[Exercise directions]
All of the entries should be returned without a single change.

[Entries shown]
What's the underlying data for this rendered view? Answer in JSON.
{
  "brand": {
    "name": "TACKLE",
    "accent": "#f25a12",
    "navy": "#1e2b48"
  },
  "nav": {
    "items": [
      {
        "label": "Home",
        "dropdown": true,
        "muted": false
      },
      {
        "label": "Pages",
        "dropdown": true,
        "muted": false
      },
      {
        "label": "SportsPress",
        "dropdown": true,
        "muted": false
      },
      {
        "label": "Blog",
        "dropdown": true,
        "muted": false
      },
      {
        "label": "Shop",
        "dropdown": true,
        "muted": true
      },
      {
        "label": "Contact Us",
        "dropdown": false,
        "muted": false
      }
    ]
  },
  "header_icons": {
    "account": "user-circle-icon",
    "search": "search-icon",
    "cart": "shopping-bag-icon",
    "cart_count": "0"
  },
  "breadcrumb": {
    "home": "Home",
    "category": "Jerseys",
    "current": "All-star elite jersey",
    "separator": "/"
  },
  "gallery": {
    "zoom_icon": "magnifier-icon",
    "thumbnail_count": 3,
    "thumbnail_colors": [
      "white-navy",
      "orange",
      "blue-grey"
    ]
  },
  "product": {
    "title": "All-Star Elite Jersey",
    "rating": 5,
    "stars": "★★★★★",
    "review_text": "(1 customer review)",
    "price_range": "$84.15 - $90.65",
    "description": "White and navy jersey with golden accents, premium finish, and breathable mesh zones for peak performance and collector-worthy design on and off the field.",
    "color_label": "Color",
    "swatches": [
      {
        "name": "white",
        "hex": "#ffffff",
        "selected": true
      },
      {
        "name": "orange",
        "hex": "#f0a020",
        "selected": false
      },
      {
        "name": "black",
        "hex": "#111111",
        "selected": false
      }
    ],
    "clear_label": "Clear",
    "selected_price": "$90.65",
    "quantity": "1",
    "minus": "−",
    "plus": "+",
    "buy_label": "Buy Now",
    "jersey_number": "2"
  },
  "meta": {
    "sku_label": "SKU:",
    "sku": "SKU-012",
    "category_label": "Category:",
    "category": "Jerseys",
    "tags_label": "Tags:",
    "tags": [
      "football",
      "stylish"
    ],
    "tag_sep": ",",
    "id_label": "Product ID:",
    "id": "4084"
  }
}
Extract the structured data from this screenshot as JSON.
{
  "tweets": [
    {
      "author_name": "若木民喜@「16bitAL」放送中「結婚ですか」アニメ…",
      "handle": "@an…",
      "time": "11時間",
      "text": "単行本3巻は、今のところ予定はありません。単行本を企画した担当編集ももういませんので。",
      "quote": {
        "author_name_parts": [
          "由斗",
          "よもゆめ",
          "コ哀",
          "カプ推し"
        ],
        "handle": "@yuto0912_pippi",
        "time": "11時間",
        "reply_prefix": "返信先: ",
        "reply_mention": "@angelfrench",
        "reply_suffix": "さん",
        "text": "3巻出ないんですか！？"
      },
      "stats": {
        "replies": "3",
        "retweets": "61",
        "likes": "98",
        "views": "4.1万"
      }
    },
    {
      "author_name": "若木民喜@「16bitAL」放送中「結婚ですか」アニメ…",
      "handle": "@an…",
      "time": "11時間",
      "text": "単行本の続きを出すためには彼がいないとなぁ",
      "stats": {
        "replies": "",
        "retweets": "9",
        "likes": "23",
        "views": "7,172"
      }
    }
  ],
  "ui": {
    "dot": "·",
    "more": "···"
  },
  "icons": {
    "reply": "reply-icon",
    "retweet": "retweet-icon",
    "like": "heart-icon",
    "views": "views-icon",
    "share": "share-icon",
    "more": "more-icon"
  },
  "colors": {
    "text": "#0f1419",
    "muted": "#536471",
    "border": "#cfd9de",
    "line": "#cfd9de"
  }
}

[Answer to the exercise]
What's the underlying data for this rendered view? Answer in JSON.
{
  "brand": {
    "name": "TACKLE",
    "accent": "#f25a12",
    "navy": "#1e2b48"
  },
  "nav": {
    "items": [
      {
        "label": "Home",
        "dropdown": true,
        "muted": false
      },
      {
        "label": "Pages",
        "dropdown": true,
        "muted": false
      },
      {
        "label": "SportsPress",
        "dropdown": true,
        "muted": false
      },
      {
        "label": "Blog",
        "dropdown": true,
        "muted": false
      },
      {
        "label": "Shop",
        "dropdown": true,
        "muted": true
      },
      {
        "label": "Contact Us",
        "dropdown": false,
        "muted": false
      }
    ]
  },
  "header_icons": {
    "account": "user-circle-icon",
    "search": "search-icon",
    "cart": "shopping-bag-icon",
    "cart_count": "0"
  },
  "breadcrumb": {
    "home": "Home",
    "category": "Jerseys",
    "current": "All-star elite jersey",
    "separator": "/"
  },
  "gallery": {
    "zoom_icon": "magnifier-icon",
    "thumbnail_count": 3,
    "thumbnail_colors": [
      "white-navy",
      "orange",
      "blue-grey"
    ]
  },
  "product": {
    "title": "All-Star Elite Jersey",
    "rating": 5,
    "stars": "★★★★★",
    "review_text": "(1 customer review)",
    "price_range": "$84.15 - $90.65",
    "description": "White and navy jersey with golden accents, premium finish, and breathable mesh zones for peak performance and collector-worthy design on and off the field.",
    "color_label": "Color",
    "swatches": [
      {
        "name": "white",
        "hex": "#ffffff",
        "selected": true
      },
      {
        "name": "orange",
        "hex": "#f0a020",
        "selected": false
      },
      {
        "name": "black",
        "hex": "#111111",
        "selected": false
      }
    ],
    "clear_label": "Clear",
    "selected_price": "$90.65",
    "quantity": "1",
    "minus": "−",
    "plus": "+",
    "buy_label": "Buy Now",
    "jersey_number": "2"
  },
  "meta": {
    "sku_label": "SKU:",
    "sku": "SKU-012",
    "category_label": "Category:",
    "category": "Jerseys",
    "tags_label": "Tags:",
    "tags": [
      "football",
      "stylish"
    ],
    "tag_sep": ",",
    "id_label": "Product ID:",
    "id": "4084"
  }
}
Extract the structured data from this screenshot as JSON.
{
  "tweets": [
    {
      "author_name": "若木民喜@「16bitAL」放送中「結婚ですか」アニメ…",
      "handle": "@an…",
      "time": "11時間",
      "text": "単行本3巻は、今のところ予定はありません。単行本を企画した担当編集ももういませんので。",
      "quote": {
        "author_name_parts": [
          "由斗",
          "よもゆめ",
          "コ哀",
          "カプ推し"
        ],
        "handle": "@yuto0912_pippi",
        "time": "11時間",
        "reply_prefix": "返信先: ",
        "reply_mention": "@angelfrench",
        "reply_suffix": "さん",
        "text": "3巻出ないんですか！？"
      },
      "stats": {
        "replies": "3",
        "retweets": "61",
        "likes": "98",
        "views": "4.1万"
      }
    },
    {
      "author_name": "若木民喜@「16bitAL」放送中「結婚ですか」アニメ…",
      "handle": "@an…",
      "time": "11時間",
      "text": "単行本の続きを出すためには彼がいないとなぁ",
      "stats": {
        "replies": "",
        "retweets": "9",
        "likes": "23",
        "views": "7,172"
      }
    }
  ],
  "ui": {
    "dot": "·",
    "more": "···"
  },
  "icons": {
    "reply": "reply-icon",
    "retweet": "retweet-icon",
    "like": "heart-icon",
    "views": "views-icon",
    "share": "share-icon",
    "more": "more-icon"
  },
  "colors": {
    "text": "#0f1419",
    "muted": "#536471",
    "border": "#cfd9de",
    "line": "#cfd9de"
  }
}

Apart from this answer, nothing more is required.